## PROMPT
Which lines of the records below contain the word "Поиск"? Show each one.

## INPUT DATA

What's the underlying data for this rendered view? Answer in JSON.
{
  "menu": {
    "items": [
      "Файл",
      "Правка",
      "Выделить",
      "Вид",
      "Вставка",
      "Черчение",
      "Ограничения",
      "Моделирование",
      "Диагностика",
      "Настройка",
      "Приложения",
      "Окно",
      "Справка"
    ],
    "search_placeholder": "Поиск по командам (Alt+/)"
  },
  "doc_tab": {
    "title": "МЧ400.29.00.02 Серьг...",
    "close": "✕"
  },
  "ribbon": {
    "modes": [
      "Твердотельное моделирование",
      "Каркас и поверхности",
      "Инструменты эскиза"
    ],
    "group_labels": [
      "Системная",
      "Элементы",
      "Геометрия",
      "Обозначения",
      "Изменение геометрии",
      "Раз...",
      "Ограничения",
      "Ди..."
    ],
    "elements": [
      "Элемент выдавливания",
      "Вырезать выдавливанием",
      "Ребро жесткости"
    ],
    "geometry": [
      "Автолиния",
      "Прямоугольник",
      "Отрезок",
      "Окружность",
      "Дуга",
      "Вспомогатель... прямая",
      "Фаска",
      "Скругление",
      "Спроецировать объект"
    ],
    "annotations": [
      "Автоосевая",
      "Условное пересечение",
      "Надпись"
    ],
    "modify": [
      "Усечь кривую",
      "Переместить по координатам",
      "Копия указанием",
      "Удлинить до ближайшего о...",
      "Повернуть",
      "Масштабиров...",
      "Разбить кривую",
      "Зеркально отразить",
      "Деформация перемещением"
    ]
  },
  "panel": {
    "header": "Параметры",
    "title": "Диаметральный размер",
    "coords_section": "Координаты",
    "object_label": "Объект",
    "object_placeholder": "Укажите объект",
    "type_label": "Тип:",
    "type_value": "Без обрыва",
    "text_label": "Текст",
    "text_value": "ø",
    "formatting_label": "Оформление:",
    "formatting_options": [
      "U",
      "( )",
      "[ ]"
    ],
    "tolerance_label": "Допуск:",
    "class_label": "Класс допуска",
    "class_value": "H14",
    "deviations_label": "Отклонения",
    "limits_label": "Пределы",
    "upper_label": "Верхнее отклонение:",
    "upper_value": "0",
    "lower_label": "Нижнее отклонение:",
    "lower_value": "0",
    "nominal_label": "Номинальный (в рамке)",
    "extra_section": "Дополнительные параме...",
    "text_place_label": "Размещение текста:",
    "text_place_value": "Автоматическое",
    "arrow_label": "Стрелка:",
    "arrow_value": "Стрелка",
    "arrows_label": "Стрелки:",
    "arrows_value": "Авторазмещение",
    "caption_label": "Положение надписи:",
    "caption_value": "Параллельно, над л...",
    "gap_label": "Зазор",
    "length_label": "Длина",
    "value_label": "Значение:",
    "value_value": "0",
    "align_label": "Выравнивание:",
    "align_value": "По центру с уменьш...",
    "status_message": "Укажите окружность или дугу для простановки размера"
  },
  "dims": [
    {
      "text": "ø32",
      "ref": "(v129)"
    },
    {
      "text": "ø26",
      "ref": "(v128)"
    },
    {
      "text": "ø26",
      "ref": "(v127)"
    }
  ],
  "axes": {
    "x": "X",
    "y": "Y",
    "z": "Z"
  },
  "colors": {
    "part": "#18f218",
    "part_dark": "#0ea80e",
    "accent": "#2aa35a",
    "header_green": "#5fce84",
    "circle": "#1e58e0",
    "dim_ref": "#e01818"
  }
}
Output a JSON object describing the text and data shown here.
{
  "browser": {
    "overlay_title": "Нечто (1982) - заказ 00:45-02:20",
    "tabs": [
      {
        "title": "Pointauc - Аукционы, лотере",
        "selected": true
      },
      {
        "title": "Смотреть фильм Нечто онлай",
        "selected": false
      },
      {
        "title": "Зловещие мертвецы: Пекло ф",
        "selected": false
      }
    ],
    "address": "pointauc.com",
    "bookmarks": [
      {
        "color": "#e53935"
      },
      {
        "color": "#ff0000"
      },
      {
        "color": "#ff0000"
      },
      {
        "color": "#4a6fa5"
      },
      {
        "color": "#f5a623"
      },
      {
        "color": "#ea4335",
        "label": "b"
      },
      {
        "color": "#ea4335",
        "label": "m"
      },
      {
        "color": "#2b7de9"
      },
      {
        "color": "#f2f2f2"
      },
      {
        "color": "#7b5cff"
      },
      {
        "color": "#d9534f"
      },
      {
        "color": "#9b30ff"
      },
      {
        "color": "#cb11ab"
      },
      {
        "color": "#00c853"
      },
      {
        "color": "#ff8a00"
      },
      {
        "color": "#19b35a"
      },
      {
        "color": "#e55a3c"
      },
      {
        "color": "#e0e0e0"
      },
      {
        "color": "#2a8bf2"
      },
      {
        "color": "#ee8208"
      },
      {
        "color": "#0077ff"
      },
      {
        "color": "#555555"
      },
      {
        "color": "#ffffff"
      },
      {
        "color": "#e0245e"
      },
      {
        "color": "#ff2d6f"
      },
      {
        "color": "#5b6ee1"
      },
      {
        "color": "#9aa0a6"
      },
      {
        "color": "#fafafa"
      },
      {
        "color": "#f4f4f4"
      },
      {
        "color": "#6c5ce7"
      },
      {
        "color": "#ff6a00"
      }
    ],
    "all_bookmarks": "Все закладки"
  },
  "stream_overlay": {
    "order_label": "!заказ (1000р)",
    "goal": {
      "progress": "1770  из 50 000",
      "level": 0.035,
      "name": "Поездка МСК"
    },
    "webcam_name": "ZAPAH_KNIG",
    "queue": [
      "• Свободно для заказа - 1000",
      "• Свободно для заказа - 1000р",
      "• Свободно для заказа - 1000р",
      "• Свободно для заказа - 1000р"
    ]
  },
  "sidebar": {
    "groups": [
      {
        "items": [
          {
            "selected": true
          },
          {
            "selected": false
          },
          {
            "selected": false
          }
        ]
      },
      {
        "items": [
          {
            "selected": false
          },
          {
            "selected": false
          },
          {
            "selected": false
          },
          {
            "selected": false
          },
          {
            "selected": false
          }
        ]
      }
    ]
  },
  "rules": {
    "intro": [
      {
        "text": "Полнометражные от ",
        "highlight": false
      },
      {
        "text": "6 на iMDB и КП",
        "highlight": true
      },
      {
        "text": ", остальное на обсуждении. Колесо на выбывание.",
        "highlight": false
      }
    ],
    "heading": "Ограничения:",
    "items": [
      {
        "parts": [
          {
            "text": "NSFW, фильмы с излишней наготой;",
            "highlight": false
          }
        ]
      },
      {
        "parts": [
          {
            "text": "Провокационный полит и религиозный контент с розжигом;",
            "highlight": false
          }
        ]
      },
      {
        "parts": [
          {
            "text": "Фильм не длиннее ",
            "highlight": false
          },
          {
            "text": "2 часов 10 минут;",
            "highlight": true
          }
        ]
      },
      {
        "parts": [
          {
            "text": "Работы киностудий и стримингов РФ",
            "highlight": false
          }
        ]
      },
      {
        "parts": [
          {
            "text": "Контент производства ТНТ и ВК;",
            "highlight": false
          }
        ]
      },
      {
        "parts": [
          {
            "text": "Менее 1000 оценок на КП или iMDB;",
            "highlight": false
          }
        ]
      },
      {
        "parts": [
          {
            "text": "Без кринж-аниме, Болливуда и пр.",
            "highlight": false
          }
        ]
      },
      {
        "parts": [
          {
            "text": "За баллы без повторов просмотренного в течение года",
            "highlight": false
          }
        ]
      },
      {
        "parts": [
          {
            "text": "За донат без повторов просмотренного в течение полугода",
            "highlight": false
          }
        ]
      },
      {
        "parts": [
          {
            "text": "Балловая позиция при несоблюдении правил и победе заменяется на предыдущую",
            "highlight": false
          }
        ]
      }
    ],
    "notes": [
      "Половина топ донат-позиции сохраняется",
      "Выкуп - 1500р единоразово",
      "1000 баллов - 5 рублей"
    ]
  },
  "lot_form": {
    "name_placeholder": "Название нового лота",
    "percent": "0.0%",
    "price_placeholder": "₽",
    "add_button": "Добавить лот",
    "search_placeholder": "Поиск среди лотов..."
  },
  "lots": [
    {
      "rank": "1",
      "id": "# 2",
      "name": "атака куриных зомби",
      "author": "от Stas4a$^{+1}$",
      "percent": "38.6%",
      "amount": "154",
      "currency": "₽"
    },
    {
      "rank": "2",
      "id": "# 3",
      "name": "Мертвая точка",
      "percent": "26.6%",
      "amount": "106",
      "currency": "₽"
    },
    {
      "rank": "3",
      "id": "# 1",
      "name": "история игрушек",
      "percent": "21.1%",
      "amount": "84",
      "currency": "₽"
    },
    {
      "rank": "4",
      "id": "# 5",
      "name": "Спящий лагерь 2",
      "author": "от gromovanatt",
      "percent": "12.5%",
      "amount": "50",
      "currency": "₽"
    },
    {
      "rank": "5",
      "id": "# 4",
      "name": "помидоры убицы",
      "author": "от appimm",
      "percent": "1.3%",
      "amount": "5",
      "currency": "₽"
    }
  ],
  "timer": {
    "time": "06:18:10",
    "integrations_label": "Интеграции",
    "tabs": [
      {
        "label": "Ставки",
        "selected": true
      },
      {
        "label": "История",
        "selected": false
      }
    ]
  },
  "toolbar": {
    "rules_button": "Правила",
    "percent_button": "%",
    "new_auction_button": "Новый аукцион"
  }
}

## FINAL ANSWER
    "search_placeholder": "Поиск по командам (Alt+/)"
    "search_placeholder": "Поиск среди лотов..."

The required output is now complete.